__What is required__: Could each record be written out again exactly as it stands?

__Material for this exercise__:
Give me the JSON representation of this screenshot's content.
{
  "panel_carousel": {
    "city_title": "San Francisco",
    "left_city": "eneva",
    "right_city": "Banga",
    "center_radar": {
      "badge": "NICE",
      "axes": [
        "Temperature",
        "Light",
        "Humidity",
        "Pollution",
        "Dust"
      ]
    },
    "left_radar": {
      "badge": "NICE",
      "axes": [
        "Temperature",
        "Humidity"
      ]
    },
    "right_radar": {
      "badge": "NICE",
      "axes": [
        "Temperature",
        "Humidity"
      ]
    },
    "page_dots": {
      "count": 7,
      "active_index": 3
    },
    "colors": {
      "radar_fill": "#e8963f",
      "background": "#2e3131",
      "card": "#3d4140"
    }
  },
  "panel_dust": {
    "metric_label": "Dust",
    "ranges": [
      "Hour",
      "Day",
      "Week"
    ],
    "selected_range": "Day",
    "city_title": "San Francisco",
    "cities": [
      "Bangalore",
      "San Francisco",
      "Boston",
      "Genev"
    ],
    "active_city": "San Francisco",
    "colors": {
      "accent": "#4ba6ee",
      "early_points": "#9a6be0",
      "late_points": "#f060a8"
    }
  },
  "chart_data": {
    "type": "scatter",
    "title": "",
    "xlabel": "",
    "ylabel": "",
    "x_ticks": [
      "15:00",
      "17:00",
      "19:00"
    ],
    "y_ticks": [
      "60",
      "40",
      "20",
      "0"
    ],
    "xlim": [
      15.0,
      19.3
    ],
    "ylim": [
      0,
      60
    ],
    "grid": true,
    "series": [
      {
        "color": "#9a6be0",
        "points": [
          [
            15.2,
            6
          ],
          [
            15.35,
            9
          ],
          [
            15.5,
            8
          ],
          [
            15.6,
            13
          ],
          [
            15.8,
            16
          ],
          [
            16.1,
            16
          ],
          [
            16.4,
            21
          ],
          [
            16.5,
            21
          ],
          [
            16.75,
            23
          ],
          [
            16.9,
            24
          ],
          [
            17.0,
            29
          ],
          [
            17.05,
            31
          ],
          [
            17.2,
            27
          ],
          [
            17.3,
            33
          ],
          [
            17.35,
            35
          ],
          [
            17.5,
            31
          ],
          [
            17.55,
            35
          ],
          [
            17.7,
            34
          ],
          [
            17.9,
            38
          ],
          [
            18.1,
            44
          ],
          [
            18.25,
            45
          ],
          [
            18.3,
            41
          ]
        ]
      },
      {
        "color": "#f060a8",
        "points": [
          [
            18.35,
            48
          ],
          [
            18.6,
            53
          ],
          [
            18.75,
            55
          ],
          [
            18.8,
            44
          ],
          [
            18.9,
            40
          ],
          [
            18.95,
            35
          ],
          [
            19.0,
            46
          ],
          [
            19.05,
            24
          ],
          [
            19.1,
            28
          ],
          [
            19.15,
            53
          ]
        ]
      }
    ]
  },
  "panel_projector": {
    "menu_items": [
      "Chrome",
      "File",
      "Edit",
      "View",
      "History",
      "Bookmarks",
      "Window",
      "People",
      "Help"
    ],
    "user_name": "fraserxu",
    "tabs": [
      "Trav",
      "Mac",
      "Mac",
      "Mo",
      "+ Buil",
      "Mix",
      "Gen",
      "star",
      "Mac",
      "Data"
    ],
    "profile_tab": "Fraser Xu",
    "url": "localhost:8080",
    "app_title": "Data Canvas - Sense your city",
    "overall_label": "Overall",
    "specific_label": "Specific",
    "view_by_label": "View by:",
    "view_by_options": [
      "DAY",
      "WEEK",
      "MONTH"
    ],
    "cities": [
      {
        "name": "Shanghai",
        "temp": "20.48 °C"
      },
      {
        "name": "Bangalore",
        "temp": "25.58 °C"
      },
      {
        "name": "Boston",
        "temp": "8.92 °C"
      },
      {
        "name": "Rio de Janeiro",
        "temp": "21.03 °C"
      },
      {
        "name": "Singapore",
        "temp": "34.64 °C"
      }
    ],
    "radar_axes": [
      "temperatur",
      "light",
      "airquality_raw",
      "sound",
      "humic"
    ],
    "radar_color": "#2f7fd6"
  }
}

__Exercise solution__:
Give me the JSON representation of this screenshot's content.
{
  "panel_carousel": {
    "city_title": "San Francisco",
    "left_city": "eneva",
    "right_city": "Banga",
    "center_radar": {
      "badge": "NICE",
      "axes": [
        "Temperature",
        "Light",
        "Humidity",
        "Pollution",
        "Dust"
      ]
    },
    "left_radar": {
      "badge": "NICE",
      "axes": [
        "Temperature",
        "Humidity"
      ]
    },
    "right_radar": {
      "badge": "NICE",
      "axes": [
        "Temperature",
        "Humidity"
      ]
    },
    "page_dots": {
      "count": 7,
      "active_index": 3
    },
    "colors": {
      "radar_fill": "#e8963f",
      "background": "#2e3131",
      "card": "#3d4140"
    }
  },
  "panel_dust": {
    "metric_label": "Dust",
    "ranges": [
      "Hour",
      "Day",
      "Week"
    ],
    "selected_range": "Day",
    "city_title": "San Francisco",
    "cities": [
      "Bangalore",
      "San Francisco",
      "Boston",
      "Genev"
    ],
    "active_city": "San Francisco",
    "colors": {
      "accent": "#4ba6ee",
      "early_points": "#9a6be0",
      "late_points": "#f060a8"
    }
  },
  "chart_data": {
    "type": "scatter",
    "title": "",
    "xlabel": "",
    "ylabel": "",
    "x_ticks": [
      "15:00",
      "17:00",
      "19:00"
    ],
    "y_ticks": [
      "60",
      "40",
      "20",
      "0"
    ],
    "xlim": [
      15.0,
      19.3
    ],
    "ylim": [
      0,
      60
    ],
    "grid": true,
    "series": [
      {
        "color": "#9a6be0",
        "points": [
          [
            15.2,
            6
          ],
          [
            15.35,
            9
          ],
          [
            15.5,
            8
          ],
          [
            15.6,
            13
          ],
          [
            15.8,
            16
          ],
          [
            16.1,
            16
          ],
          [
            16.4,
            21
          ],
          [
            16.5,
            21
          ],
          [
            16.75,
            23
          ],
          [
            16.9,
            24
          ],
          [
            17.0,
            29
          ],
          [
            17.05,
            31
          ],
          [
            17.2,
            27
          ],
          [
            17.3,
            33
          ],
          [
            17.35,
            35
          ],
          [
            17.5,
            31
          ],
          [
            17.55,
            35
          ],
          [
            17.7,
            34
          ],
          [
            17.9,
            38
          ],
          [
            18.1,
            44
          ],
          [
            18.25,
            45
          ],
          [
            18.3,
            41
          ]
        ]
      },
      {
        "color": "#f060a8",
        "points": [
          [
            18.35,
            48
          ],
          [
            18.6,
            53
          ],
          [
            18.75,
            55
          ],
          [
            18.8,
            44
          ],
          [
            18.9,
            40
          ],
          [
            18.95,
            35
          ],
          [
            19.0,
            46
          ],
          [
            19.05,
            24
          ],
          [
            19.1,
            28
          ],
          [
            19.15,
            53
          ]
        ]
      }
    ]
  },
  "panel_projector": {
    "menu_items": [
      "Chrome",
      "File",
      "Edit",
      "View",
      "History",
      "Bookmarks",
      "Window",
      "People",
      "Help"
    ],
    "user_name": "fraserxu",
    "tabs": [
      "Trav",
      "Mac",
      "Mac",
      "Mo",
      "+ Buil",
      "Mix",
      "Gen",
      "star",
      "Mac",
      "Data"
    ],
    "profile_tab": "Fraser Xu",
    "url": "localhost:8080",
    "app_title": "Data Canvas - Sense your city",
    "overall_label": "Overall",
    "specific_label": "Specific",
    "view_by_label": "View by:",
    "view_by_options": [
      "DAY",
      "WEEK",
      "MONTH"
    ],
    "cities": [
      {
        "name": "Shanghai",
        "temp": "20.48 °C"
      },
      {
        "name": "Bangalore",
        "temp": "25.58 °C"
      },
      {
        "name": "Boston",
        "temp": "8.92 °C"
      },
      {
        "name": "Rio de Janeiro",
        "temp": "21.03 °C"
      },
      {
        "name": "Singapore",
        "temp": "34.64 °C"
      }
    ],
    "radar_axes": [
      "temperatur",
      "light",
      "airquality_raw",
      "sound",
      "humic"
    ],
    "radar_color": "#2f7fd6"
  }
}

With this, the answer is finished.